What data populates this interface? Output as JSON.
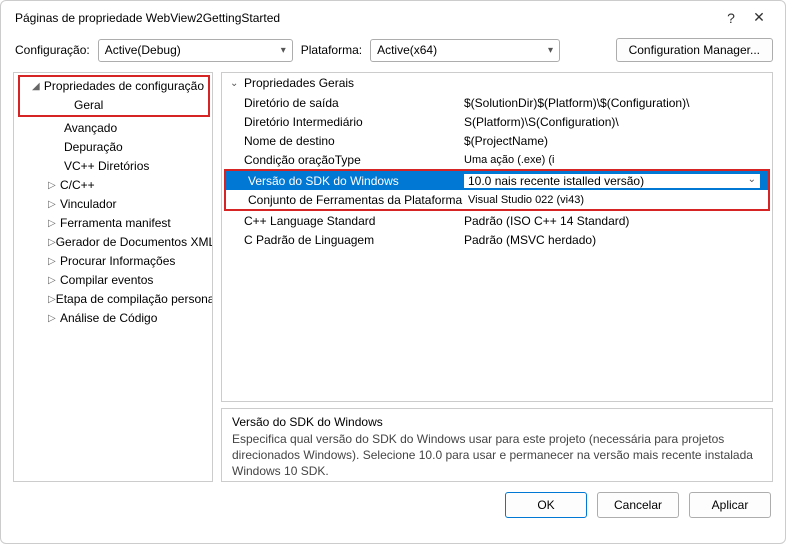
{
  "titlebar": {
    "title": "Páginas de propriedade WebView2GettingStarted"
  },
  "configRow": {
    "configLabel": "Configuração:",
    "configValue": "Active(Debug)",
    "platformLabel": "Plataforma:",
    "platformValue": "Active(x64)",
    "managerBtn": "Configuration Manager..."
  },
  "tree": {
    "root": "Propriedades de configuração",
    "children": [
      "Geral",
      "Avançado",
      "Depuração",
      "VC++ Diretórios"
    ],
    "expandable": [
      "C/C++",
      "Vinculador",
      "Ferramenta manifest",
      "Gerador de Documentos XML",
      "Procurar Informações",
      "Compilar eventos",
      "Etapa de compilação personalizada",
      "Análise de Código"
    ]
  },
  "props": {
    "groupHeader": "Propriedades Gerais",
    "rows": [
      {
        "label": "Diretório de saída",
        "value": "$(SolutionDir)$(Platform)\\$(Configuration)\\"
      },
      {
        "label": "Diretório Intermediário",
        "value": "S(Platform)\\S(Configuration)\\"
      },
      {
        "label": "Nome de destino",
        "value": "$(ProjectName)"
      },
      {
        "label": "Condição oraçãoType",
        "value": "Uma ação (.exe) (i"
      },
      {
        "label": "Versão do SDK do Windows",
        "value": "10.0 nais recente istalled versão)"
      },
      {
        "label": "Conjunto de Ferramentas da Plataforma",
        "value": "Visual Studio 022 (vi43)"
      },
      {
        "label": "C++ Language Standard",
        "value": "Padrão (ISO C++ 14 Standard)"
      },
      {
        "label": "C Padrão de Linguagem",
        "value": "Padrão (MSVC herdado)"
      }
    ]
  },
  "desc": {
    "title": "Versão do SDK do Windows",
    "body": "Especifica qual versão do SDK do Windows usar para este projeto (necessária para projetos direcionados Windows). Selecione 10.0 para usar e permanecer na versão mais recente instalada Windows 10 SDK."
  },
  "footer": {
    "ok": "OK",
    "cancel": "Cancelar",
    "apply": "Aplicar"
  }
}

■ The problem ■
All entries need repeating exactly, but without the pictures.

■ Answer space ■
What data populates this interface? Output as JSON.
{
  "titlebar": {
    "title": "Páginas de propriedade WebView2GettingStarted"
  },
  "configRow": {
    "configLabel": "Configuração:",
    "configValue": "Active(Debug)",
    "platformLabel": "Plataforma:",
    "platformValue": "Active(x64)",
    "managerBtn": "Configuration Manager..."
  },
  "tree": {
    "root": "Propriedades de configuração",
    "children": [
      "Geral",
      "Avançado",
      "Depuração",
      "VC++ Diretórios"
    ],
    "expandable": [
      "C/C++",
      "Vinculador",
      "Ferramenta manifest",
      "Gerador de Documentos XML",
      "Procurar Informações",
      "Compilar eventos",
      "Etapa de compilação personalizada",
      "Análise de Código"
    ]
  },
  "props": {
    "groupHeader": "Propriedades Gerais",
    "rows": [
      {
        "label": "Diretório de saída",
        "value": "$(SolutionDir)$(Platform)\\$(Configuration)\\"
      },
      {
        "label": "Diretório Intermediário",
        "value": "S(Platform)\\S(Configuration)\\"
      },
      {
        "label": "Nome de destino",
        "value": "$(ProjectName)"
      },
      {
        "label": "Condição oraçãoType",
        "value": "Uma ação (.exe) (i"
      },
      {
        "label": "Versão do SDK do Windows",
        "value": "10.0 nais recente istalled versão)"
      },
      {
        "label": "Conjunto de Ferramentas da Plataforma",
        "value": "Visual Studio 022 (vi43)"
      },
      {
        "label": "C++ Language Standard",
        "value": "Padrão (ISO C++ 14 Standard)"
      },
      {
        "label": "C Padrão de Linguagem",
        "value": "Padrão (MSVC herdado)"
      }
    ]
  },
  "desc": {
    "title": "Versão do SDK do Windows",
    "body": "Especifica qual versão do SDK do Windows usar para este projeto (necessária para projetos direcionados Windows). Selecione 10.0 para usar e permanecer na versão mais recente instalada Windows 10 SDK."
  },
  "footer": {
    "ok": "OK",
    "cancel": "Cancelar",
    "apply": "Aplicar"
  }
}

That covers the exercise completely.